Saudi Arabia is asking the US to provide security guarantees and help to develop its civilian nuclear program as Washington tries to broker diplomatic relations between the kingdom and Israel, people involved in discussions between the two countries told The Wall Street Journal on Thursday.
The Saudi demands for security guarantees and nuclear aid are among the daunting obstacles to a deal, as some Washington lawmakers will likely oppose those measures. There remains caution in Riyadh about striking a deal that would come under fire in the Arab world and exacerbate tensions with Iran, according to the report.
Support in Saudi Arabia and across the Arab world for openly embracing Israel has also cooled in recent weeks as violence surges in the region and Prime Minister Benjamin Netanyahu presses ahead with judicial-law changes that have triggered protests, some of the sources told The Wall Street Journal.
Biden administration officials and some Saudi officials say that Israel will have to do something to address Palestinian Arab aspirations for independence. Those involved in the talks said a deal could be reached if Israel agrees to take a modest step—such as holding peace talks with the Palestinians Arabs, which have been frozen for nearly a decade.
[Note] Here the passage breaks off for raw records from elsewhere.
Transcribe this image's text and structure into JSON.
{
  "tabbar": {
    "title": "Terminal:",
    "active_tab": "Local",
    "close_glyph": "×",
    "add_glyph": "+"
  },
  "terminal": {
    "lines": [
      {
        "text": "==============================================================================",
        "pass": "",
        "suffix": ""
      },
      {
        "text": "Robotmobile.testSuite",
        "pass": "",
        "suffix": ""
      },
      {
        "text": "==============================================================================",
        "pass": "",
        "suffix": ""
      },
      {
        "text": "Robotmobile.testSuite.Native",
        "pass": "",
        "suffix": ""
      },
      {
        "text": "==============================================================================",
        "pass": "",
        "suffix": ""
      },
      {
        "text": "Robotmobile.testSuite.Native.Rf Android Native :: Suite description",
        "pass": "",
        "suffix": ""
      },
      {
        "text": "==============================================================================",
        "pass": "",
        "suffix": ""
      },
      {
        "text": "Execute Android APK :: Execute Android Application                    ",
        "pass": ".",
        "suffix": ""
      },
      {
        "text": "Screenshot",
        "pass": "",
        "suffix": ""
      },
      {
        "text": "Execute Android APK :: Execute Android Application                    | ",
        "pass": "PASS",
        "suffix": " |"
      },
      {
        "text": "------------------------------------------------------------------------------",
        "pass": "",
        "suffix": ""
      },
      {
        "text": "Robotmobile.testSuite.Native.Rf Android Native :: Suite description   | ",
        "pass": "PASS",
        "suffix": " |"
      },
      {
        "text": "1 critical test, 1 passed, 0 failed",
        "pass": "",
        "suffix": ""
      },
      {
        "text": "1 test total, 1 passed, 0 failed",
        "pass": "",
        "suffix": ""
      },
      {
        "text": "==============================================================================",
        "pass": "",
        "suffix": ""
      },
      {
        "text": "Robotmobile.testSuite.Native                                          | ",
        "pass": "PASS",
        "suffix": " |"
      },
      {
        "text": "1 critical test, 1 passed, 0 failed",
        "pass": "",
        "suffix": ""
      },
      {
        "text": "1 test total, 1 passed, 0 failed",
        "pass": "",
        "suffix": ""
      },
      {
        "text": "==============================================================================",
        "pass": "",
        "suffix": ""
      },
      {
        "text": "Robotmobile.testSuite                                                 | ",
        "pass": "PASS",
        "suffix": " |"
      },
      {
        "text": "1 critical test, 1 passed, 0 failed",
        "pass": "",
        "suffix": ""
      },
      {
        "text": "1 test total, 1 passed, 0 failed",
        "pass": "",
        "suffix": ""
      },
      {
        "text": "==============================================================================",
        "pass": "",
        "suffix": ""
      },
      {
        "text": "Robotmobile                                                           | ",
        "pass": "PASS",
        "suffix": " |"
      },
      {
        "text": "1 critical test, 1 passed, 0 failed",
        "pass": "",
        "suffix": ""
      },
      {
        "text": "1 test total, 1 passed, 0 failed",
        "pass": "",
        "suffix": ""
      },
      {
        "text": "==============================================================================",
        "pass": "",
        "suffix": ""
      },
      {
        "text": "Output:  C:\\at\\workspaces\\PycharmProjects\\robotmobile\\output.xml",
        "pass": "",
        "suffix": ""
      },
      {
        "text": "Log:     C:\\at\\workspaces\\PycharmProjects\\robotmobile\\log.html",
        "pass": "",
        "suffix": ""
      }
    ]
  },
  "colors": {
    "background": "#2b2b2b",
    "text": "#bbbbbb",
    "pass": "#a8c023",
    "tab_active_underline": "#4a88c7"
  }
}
The Saudi demands of Washington are another obstacle, however, according to The Wall Street Journal.
Riyadh officials want US support to enrich uranium and develop its own fuel production system, but American and Israeli officials worry that doing so would allow Saudi Arabia to develop a nuclear weapon and accelerate an arms race with Iran.
In 2018, the Saudi kingdom declared its intentions to pursue a non-military nuclear program, with plans to build 16 nuclear power plants over the next quarter century.
It is unclear where its ambitions end, as Crown Prince Mohammed bin Salman said that year that the kingdom would develop nuclear weapons if regional rival Iran did.
Saudi Arabia also wants firm guarantees that the US will come to the kingdom’s defense when needed, according to Thursday’s report, but past efforts by Saudi Arabia and the United Arab Emirates to secure such US assurances have been rebuffed by recent Democratic and Republican presidents.
Israel has been for years rumored to have behind-the-scenes ties with Saudi Arabia, but the Saudis have vehemently denied those rumors.
Prime Minister Benjamin Netanyahu has made clear that his goal is to achieve a peace agreement with Saudi Arabia that would “effectively end the Arab-Israeli conflict.”
However, Saudi officials have repeatedly said that a Palestinian state with eastern Jerusalem as its capital is a prerequisite for Saudi Arabia normalizing ties with Israel.
In mid-February, sources told Bloomberg that Israel’s new government has stepped up US-backed talks with Saudi Arabia on developing closer military and intelligence ties in light of growing concerns about Iran.